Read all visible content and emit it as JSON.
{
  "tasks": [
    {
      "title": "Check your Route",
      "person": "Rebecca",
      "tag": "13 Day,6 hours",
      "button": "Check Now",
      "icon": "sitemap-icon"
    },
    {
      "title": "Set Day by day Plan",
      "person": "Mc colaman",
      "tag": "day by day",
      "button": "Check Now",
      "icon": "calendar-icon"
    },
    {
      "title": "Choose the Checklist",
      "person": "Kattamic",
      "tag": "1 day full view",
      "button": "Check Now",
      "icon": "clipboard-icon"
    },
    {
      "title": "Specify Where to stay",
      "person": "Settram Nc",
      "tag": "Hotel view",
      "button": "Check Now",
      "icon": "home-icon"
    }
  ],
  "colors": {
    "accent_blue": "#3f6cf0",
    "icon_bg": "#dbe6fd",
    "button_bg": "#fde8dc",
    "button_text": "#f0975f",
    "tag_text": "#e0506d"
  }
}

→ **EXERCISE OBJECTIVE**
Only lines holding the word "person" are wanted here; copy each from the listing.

→ **TASK RESULT**
      "person": "Rebecca",
      "person": "Mc colaman",
      "person": "Kattamic",
      "person": "Settram Nc",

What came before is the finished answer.